▶ Directions
Your response should consist of the lines below, printed exactly.

[[ Data listing open ]]

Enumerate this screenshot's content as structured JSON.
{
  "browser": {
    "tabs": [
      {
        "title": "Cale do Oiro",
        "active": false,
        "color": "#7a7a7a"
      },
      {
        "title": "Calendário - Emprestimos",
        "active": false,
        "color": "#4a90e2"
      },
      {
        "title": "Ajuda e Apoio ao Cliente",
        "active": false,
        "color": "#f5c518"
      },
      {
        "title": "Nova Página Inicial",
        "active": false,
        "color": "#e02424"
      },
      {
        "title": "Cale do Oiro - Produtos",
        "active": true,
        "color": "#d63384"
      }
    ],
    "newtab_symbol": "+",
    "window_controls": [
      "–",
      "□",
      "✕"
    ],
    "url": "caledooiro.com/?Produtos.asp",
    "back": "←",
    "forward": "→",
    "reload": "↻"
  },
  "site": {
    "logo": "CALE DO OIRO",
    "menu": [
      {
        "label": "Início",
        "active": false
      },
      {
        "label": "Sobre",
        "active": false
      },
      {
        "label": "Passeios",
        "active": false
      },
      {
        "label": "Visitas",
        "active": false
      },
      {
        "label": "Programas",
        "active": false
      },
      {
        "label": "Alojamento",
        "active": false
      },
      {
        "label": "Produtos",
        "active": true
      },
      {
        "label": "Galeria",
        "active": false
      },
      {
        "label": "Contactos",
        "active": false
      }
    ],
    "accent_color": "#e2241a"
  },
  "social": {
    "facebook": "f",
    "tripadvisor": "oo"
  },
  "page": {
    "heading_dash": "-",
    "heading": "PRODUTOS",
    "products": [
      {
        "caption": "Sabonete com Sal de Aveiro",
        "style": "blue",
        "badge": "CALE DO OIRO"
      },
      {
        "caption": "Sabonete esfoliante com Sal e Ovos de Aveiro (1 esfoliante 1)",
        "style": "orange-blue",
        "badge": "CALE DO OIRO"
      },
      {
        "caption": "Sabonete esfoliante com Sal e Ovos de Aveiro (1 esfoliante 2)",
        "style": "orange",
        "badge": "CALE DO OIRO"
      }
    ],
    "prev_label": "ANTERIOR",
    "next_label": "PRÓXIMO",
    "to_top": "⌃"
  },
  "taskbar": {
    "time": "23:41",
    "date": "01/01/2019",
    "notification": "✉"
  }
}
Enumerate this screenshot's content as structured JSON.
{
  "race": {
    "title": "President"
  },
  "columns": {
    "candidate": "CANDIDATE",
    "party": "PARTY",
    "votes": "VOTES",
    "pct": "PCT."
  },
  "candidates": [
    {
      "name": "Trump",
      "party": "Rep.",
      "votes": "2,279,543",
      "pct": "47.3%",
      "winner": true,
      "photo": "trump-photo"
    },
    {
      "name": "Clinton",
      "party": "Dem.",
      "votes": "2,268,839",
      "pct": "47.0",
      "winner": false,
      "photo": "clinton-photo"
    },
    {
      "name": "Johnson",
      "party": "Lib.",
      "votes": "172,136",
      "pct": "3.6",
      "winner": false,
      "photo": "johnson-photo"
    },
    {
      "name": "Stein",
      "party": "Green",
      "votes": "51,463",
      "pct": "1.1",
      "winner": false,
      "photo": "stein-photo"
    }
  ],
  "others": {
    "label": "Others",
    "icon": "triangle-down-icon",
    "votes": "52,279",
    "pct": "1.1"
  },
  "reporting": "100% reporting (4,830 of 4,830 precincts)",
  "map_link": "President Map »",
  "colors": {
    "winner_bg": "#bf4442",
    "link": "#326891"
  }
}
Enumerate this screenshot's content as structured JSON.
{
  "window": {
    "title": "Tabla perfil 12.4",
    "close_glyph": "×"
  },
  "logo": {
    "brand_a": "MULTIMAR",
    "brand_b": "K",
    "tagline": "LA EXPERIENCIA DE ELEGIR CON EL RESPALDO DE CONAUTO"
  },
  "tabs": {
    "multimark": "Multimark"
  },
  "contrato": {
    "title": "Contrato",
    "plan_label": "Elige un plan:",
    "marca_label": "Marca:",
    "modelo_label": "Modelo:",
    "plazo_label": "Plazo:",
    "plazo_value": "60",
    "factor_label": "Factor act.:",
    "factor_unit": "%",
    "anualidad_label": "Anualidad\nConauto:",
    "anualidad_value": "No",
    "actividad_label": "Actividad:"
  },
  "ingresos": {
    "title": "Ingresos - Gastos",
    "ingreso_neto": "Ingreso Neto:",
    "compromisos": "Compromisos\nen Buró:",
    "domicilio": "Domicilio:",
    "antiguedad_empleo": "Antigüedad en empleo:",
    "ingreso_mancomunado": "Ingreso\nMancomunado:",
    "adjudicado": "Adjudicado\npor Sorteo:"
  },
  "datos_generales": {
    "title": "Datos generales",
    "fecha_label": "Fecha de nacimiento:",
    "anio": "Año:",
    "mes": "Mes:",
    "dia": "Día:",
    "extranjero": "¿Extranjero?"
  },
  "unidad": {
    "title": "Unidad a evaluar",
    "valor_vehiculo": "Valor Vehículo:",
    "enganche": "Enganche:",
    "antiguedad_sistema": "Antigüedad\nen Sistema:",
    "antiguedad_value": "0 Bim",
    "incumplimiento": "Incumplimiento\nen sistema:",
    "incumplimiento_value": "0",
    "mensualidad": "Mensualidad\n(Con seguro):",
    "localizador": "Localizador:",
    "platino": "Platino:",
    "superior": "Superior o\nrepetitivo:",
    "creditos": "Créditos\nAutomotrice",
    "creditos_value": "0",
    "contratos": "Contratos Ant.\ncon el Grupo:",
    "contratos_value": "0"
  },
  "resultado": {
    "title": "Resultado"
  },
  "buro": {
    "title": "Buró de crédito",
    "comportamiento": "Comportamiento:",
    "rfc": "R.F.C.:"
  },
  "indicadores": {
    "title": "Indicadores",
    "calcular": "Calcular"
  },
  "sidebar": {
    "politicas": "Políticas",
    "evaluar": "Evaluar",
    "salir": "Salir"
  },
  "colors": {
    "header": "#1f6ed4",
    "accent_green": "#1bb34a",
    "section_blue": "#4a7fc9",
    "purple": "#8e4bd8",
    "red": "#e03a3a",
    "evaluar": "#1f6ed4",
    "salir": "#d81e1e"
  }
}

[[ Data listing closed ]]

▶ Written reply
Enumerate this screenshot's content as structured JSON.
{
  "browser": {
    "tabs": [
      {
        "title": "Cale do Oiro",
        "active": false,
        "color": "#7a7a7a"
      },
      {
        "title": "Calendário - Emprestimos",
        "active": false,
        "color": "#4a90e2"
      },
      {
        "title": "Ajuda e Apoio ao Cliente",
        "active": false,
        "color": "#f5c518"
      },
      {
        "title": "Nova Página Inicial",
        "active": false,
        "color": "#e02424"
      },
      {
        "title": "Cale do Oiro - Produtos",
        "active": true,
        "color": "#d63384"
      }
    ],
    "newtab_symbol": "+",
    "window_controls": [
      "–",
      "□",
      "✕"
    ],
    "url": "caledooiro.com/?Produtos.asp",
    "back": "←",
    "forward": "→",
    "reload": "↻"
  },
  "site": {
    "logo": "CALE DO OIRO",
    "menu": [
      {
        "label": "Início",
        "active": false
      },
      {
        "label": "Sobre",
        "active": false
      },
      {
        "label": "Passeios",
        "active": false
      },
      {
        "label": "Visitas",
        "active": false
      },
      {
        "label": "Programas",
        "active": false
      },
      {
        "label": "Alojamento",
        "active": false
      },
      {
        "label": "Produtos",
        "active": true
      },
      {
        "label": "Galeria",
        "active": false
      },
      {
        "label": "Contactos",
        "active": false
      }
    ],
    "accent_color": "#e2241a"
  },
  "social": {
    "facebook": "f",
    "tripadvisor": "oo"
  },
  "page": {
    "heading_dash": "-",
    "heading": "PRODUTOS",
    "products": [
      {
        "caption": "Sabonete com Sal de Aveiro",
        "style": "blue",
        "badge": "CALE DO OIRO"
      },
      {
        "caption": "Sabonete esfoliante com Sal e Ovos de Aveiro (1 esfoliante 1)",
        "style": "orange-blue",
        "badge": "CALE DO OIRO"
      },
      {
        "caption": "Sabonete esfoliante com Sal e Ovos de Aveiro (1 esfoliante 2)",
        "style": "orange",
        "badge": "CALE DO OIRO"
      }
    ],
    "prev_label": "ANTERIOR",
    "next_label": "PRÓXIMO",
    "to_top": "⌃"
  },
  "taskbar": {
    "time": "23:41",
    "date": "01/01/2019",
    "notification": "✉"
  }
}
Enumerate this screenshot's content as structured JSON.
{
  "race": {
    "title": "President"
  },
  "columns": {
    "candidate": "CANDIDATE",
    "party": "PARTY",
    "votes": "VOTES",
    "pct": "PCT."
  },
  "candidates": [
    {
      "name": "Trump",
      "party": "Rep.",
      "votes": "2,279,543",
      "pct": "47.3%",
      "winner": true,
      "photo": "trump-photo"
    },
    {
      "name": "Clinton",
      "party": "Dem.",
      "votes": "2,268,839",
      "pct": "47.0",
      "winner": false,
      "photo": "clinton-photo"
    },
    {
      "name": "Johnson",
      "party": "Lib.",
      "votes": "172,136",
      "pct": "3.6",
      "winner": false,
      "photo": "johnson-photo"
    },
    {
      "name": "Stein",
      "party": "Green",
      "votes": "51,463",
      "pct": "1.1",
      "winner": false,
      "photo": "stein-photo"
    }
  ],
  "others": {
    "label": "Others",
    "icon": "triangle-down-icon",
    "votes": "52,279",
    "pct": "1.1"
  },
  "reporting": "100% reporting (4,830 of 4,830 precincts)",
  "map_link": "President Map »",
  "colors": {
    "winner_bg": "#bf4442",
    "link": "#326891"
  }
}
Enumerate this screenshot's content as structured JSON.
{
  "window": {
    "title": "Tabla perfil 12.4",
    "close_glyph": "×"
  },
  "logo": {
    "brand_a": "MULTIMAR",
    "brand_b": "K",
    "tagline": "LA EXPERIENCIA DE ELEGIR CON EL RESPALDO DE CONAUTO"
  },
  "tabs": {
    "multimark": "Multimark"
  },
  "contrato": {
    "title": "Contrato",
    "plan_label": "Elige un plan:",
    "marca_label": "Marca:",
    "modelo_label": "Modelo:",
    "plazo_label": "Plazo:",
    "plazo_value": "60",
    "factor_label": "Factor act.:",
    "factor_unit": "%",
    "anualidad_label": "Anualidad\nConauto:",
    "anualidad_value": "No",
    "actividad_label": "Actividad:"
  },
  "ingresos": {
    "title": "Ingresos - Gastos",
    "ingreso_neto": "Ingreso Neto:",
    "compromisos": "Compromisos\nen Buró:",
    "domicilio": "Domicilio:",
    "antiguedad_empleo": "Antigüedad en empleo:",
    "ingreso_mancomunado": "Ingreso\nMancomunado:",
    "adjudicado": "Adjudicado\npor Sorteo:"
  },
  "datos_generales": {
    "title": "Datos generales",
    "fecha_label": "Fecha de nacimiento:",
    "anio": "Año:",
    "mes": "Mes:",
    "dia": "Día:",
    "extranjero": "¿Extranjero?"
  },
  "unidad": {
    "title": "Unidad a evaluar",
    "valor_vehiculo": "Valor Vehículo:",
    "enganche": "Enganche:",
    "antiguedad_sistema": "Antigüedad\nen Sistema:",
    "antiguedad_value": "0 Bim",
    "incumplimiento": "Incumplimiento\nen sistema:",
    "incumplimiento_value": "0",
    "mensualidad": "Mensualidad\n(Con seguro):",
    "localizador": "Localizador:",
    "platino": "Platino:",
    "superior": "Superior o\nrepetitivo:",
    "creditos": "Créditos\nAutomotrice",
    "creditos_value": "0",
    "contratos": "Contratos Ant.\ncon el Grupo:",
    "contratos_value": "0"
  },
  "resultado": {
    "title": "Resultado"
  },
  "buro": {
    "title": "Buró de crédito",
    "comportamiento": "Comportamiento:",
    "rfc": "R.F.C.:"
  },
  "indicadores": {
    "title": "Indicadores",
    "calcular": "Calcular"
  },
  "sidebar": {
    "politicas": "Políticas",
    "evaluar": "Evaluar",
    "salir": "Salir"
  },
  "colors": {
    "header": "#1f6ed4",
    "accent_green": "#1bb34a",
    "section_blue": "#4a7fc9",
    "purple": "#8e4bd8",
    "red": "#e03a3a",
    "evaluar": "#1f6ed4",
    "salir": "#d81e1e"
  }
}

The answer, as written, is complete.